Work task: Copy each line of the data below in which the word "true" can be found.

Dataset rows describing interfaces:
------------------------------------------------------------------------

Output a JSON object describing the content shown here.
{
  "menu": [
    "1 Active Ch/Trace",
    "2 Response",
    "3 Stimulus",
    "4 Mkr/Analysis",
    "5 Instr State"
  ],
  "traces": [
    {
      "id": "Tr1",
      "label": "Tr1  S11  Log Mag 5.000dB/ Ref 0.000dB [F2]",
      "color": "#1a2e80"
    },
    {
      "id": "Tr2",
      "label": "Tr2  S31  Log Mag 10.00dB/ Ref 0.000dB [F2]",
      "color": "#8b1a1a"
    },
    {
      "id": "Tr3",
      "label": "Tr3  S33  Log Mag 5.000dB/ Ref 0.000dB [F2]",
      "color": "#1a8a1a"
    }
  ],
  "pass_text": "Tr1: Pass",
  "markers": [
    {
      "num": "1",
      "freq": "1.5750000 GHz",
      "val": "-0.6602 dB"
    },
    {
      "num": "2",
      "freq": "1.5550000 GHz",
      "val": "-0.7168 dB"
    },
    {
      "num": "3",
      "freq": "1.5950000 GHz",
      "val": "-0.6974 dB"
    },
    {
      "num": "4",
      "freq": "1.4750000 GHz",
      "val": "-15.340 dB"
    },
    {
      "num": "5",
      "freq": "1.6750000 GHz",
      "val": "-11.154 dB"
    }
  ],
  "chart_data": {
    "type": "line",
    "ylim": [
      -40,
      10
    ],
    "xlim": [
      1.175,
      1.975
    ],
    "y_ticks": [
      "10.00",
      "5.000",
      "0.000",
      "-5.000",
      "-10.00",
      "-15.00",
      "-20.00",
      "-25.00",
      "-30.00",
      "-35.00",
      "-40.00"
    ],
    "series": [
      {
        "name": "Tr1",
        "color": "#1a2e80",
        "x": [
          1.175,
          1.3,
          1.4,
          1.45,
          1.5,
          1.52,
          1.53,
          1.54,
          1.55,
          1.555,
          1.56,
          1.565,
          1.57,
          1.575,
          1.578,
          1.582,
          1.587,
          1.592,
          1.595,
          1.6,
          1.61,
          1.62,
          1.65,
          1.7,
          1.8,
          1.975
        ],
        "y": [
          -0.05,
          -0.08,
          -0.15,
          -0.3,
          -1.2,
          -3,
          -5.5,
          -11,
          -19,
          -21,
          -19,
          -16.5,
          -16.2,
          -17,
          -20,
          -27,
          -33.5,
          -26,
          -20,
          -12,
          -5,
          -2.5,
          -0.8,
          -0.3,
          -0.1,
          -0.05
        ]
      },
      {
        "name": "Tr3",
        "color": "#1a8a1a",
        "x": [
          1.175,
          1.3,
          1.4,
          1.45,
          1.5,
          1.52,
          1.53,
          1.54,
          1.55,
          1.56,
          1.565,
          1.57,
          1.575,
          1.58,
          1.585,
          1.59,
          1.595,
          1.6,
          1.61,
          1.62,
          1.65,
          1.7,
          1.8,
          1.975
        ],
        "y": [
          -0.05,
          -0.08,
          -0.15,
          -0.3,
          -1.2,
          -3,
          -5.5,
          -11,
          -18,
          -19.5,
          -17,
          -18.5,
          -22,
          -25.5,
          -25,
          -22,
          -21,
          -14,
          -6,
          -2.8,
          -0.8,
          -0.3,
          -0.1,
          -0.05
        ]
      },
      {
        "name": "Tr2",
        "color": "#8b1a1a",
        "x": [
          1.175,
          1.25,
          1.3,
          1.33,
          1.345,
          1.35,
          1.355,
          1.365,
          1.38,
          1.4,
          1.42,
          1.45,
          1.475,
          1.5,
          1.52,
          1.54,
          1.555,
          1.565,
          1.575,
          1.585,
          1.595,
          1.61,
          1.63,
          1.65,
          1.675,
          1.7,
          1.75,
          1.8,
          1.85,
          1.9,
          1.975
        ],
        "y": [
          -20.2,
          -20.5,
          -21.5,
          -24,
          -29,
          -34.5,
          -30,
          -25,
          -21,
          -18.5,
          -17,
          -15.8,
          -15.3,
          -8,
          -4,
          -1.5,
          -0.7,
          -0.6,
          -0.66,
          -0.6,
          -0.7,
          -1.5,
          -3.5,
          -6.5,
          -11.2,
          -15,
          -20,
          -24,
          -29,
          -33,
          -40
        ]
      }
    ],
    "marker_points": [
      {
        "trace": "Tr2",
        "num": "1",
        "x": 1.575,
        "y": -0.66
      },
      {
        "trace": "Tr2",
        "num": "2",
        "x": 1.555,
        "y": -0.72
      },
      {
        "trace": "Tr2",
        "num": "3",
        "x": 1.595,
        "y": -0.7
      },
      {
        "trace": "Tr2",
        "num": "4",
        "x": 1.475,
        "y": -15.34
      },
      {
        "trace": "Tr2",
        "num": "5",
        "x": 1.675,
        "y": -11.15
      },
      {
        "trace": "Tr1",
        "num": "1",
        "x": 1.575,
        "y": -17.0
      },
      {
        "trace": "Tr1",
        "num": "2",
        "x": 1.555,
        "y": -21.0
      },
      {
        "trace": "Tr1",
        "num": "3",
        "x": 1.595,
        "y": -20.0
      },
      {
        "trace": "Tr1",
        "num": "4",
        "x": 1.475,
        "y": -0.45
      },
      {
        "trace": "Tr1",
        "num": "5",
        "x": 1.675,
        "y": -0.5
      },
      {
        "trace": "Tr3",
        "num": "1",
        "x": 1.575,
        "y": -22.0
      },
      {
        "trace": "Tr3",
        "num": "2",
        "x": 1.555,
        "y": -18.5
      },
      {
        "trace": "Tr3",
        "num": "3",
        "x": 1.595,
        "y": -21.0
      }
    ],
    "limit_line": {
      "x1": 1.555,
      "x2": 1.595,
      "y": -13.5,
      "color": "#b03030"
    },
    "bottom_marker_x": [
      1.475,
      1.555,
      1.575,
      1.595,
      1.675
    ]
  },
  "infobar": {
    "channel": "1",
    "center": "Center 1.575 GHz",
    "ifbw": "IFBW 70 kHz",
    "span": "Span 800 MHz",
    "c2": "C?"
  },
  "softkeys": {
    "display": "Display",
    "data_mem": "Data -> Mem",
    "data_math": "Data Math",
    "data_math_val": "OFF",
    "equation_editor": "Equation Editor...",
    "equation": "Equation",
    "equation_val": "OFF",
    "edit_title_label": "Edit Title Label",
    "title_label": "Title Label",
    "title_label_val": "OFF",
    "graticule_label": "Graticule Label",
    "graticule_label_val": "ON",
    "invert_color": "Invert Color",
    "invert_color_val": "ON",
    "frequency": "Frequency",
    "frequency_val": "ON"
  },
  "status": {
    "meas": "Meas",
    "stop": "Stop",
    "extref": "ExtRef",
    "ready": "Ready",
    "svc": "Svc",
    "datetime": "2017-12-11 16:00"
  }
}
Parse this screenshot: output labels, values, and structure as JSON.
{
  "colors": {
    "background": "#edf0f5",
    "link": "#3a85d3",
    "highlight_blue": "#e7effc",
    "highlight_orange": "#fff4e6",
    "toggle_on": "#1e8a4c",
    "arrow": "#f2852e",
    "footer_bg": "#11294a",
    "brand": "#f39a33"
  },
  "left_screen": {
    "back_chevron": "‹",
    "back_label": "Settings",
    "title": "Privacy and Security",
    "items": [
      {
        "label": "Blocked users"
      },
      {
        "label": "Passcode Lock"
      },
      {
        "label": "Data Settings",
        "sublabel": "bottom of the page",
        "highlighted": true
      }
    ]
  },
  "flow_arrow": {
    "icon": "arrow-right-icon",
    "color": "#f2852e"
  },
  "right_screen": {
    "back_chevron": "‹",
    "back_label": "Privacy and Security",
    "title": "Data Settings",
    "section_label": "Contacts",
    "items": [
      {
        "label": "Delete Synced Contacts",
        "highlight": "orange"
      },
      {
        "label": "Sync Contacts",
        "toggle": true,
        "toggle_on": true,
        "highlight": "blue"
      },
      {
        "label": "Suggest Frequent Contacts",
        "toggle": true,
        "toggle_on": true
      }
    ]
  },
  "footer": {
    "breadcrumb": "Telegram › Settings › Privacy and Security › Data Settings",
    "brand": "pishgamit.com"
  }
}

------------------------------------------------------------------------

Output for this task:
        "highlighted": true
        "toggle": true,
        "toggle_on": true,
        "toggle": true,
        "toggle_on": true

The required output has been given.